- Buffett's Berkshire Hathaway surprisingly bought a stake in a biotech, Biogen, earlier this year.
- Biogen's fortunes hinge largely on FDA approval of experimental Alzheimer's disease drug aducanumab.
- The prospects for aducanumab winning approval look bleak after an FDA advisory committee voted against the experimental drug.
Warren Buffett isn't exactly viewed as a big gambler. Sure, the Oracle of Omaha takes risks with his investments. For the most part, though, his risks are calculated ones that work in his favor.
But earlier this year, Buffett's Berkshire Hathaway (NYSE:BRK-A) (NYSE:BRK-B) invested in what can accurately be described as one of the legendary investor's riskiest wagers in years. Now, that risky bet is on the brink of bombing big time.
Berkshire's sole biotech
There's exactly one biotech stock in Berkshire Hathaway's investment portfolio. A regulatory filing with the Securities and Exchange Commission in February revealed that Berkshire had bought more than 648,000 shares of Biogen (NASDAQ:BIIB). Since then, Berkshire has sold around 5,400 shares.
It seems likely that one of Buffett's two investment managers actually picked the biotech. However, Buffett apparently went along with the decision even if he didn't personally select Biogen.
Why would Berkshire buy Biogen? The stock was (and still is) cheap based on its price-to-earnings ratio. Biogen generates steady and strong cash flow thanks mainly to its multiple sclerosis (MS) drug franchise. Its product lineup also includes blockbuster spinal muscular atrophy drug Spinraza.
Perhaps more importantly, though, Biogen represented an opportunity for a huge payoff in relatively short order. The company had seemingly thrown in the towel on experimental Alzheimer's disease drug aducanumab in early 2019. However, Biogen announced in October of last year that it planned to file for FDA approval based on a new analysis of late-stage clinical studies evaluating aducanumab. Some analysts predicted that aducanumab could generate peak annual sales of up to $10 billion.
It now seems likely that aducanumab will instead achieve peak annual sales of $0. Last week, an FDA advisory committee voted overwhelmingly against the drug.
Eight of the 11 FDA advisory committee members voted that one positive late-stage clinical study was insufficient to determine that aducanumab was effective. Seven of the committee members voted "no" when asked if a smaller positive study provided enough evidence that the drug is effective, with the other four members stating that it was uncertain. The only good news for Biogen was that five committee members voted that aducanumab removed amyloid beta plaques from the brains of patients with Alzheimer's disease, versus six who voted that it didn't achieve this goal.

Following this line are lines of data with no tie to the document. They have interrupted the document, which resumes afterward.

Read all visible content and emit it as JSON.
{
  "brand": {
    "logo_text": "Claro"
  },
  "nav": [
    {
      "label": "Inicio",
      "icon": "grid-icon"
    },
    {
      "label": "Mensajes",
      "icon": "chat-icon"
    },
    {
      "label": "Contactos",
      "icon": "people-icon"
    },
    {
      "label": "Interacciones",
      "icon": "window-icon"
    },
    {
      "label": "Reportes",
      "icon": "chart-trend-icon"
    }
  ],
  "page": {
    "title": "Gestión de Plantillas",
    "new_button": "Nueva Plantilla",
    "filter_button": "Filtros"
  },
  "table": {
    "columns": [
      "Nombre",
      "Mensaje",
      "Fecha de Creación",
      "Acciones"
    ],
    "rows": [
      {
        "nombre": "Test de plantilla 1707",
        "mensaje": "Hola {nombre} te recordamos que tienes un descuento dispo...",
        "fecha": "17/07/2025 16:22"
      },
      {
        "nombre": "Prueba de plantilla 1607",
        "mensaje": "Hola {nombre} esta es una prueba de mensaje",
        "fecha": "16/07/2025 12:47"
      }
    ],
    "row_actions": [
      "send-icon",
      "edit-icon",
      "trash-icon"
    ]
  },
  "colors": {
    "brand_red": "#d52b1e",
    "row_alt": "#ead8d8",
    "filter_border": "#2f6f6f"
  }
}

The FDA doesn't have to accept the opinions of the advisory committee, but has a history of doing so. One study conducted by McKinsey found that the FDA approved drugs 88% of the time when endorsed by an advisory committee, and didn't approve drugs 86% of the time when committees didn't endorse approval.
In this case, some observers think the FDA's credibility is on the line. Baird analyst Brian Skorney wrote to investors, "Approving aducanumab, in the face of such an overwhelmingly negative vote and commentary, is virtually impossible and would destroy the agency's reputation at a very tenuous time for the regulator, ahead of potential actions on COVID-19 vaccines."
A biotech blunder?
Biogen hasn't been a great stock for Berkshire, even excluding the FDA advisory committee's thumbs-down vote. It was the second-worst performer in Berkshire's entire portfolio in October. If aducanumab doesn't win FDA approval, the stock could really bomb.
Without aducanumab, Biogen's growth prospects look very weak. The company's MS drugs are losing market share in the face of competition from both branded and generic rivals. Spinraza is no longer the growth story it once was. Biogen's late-stage pipeline isn't particularly impressive.
The FDA has until March 27, 2021, to make its final approval decision on aducanumab. It's quite possible that Berkshire's and Buffett's riskiest bet in years could also become its biggest blunder.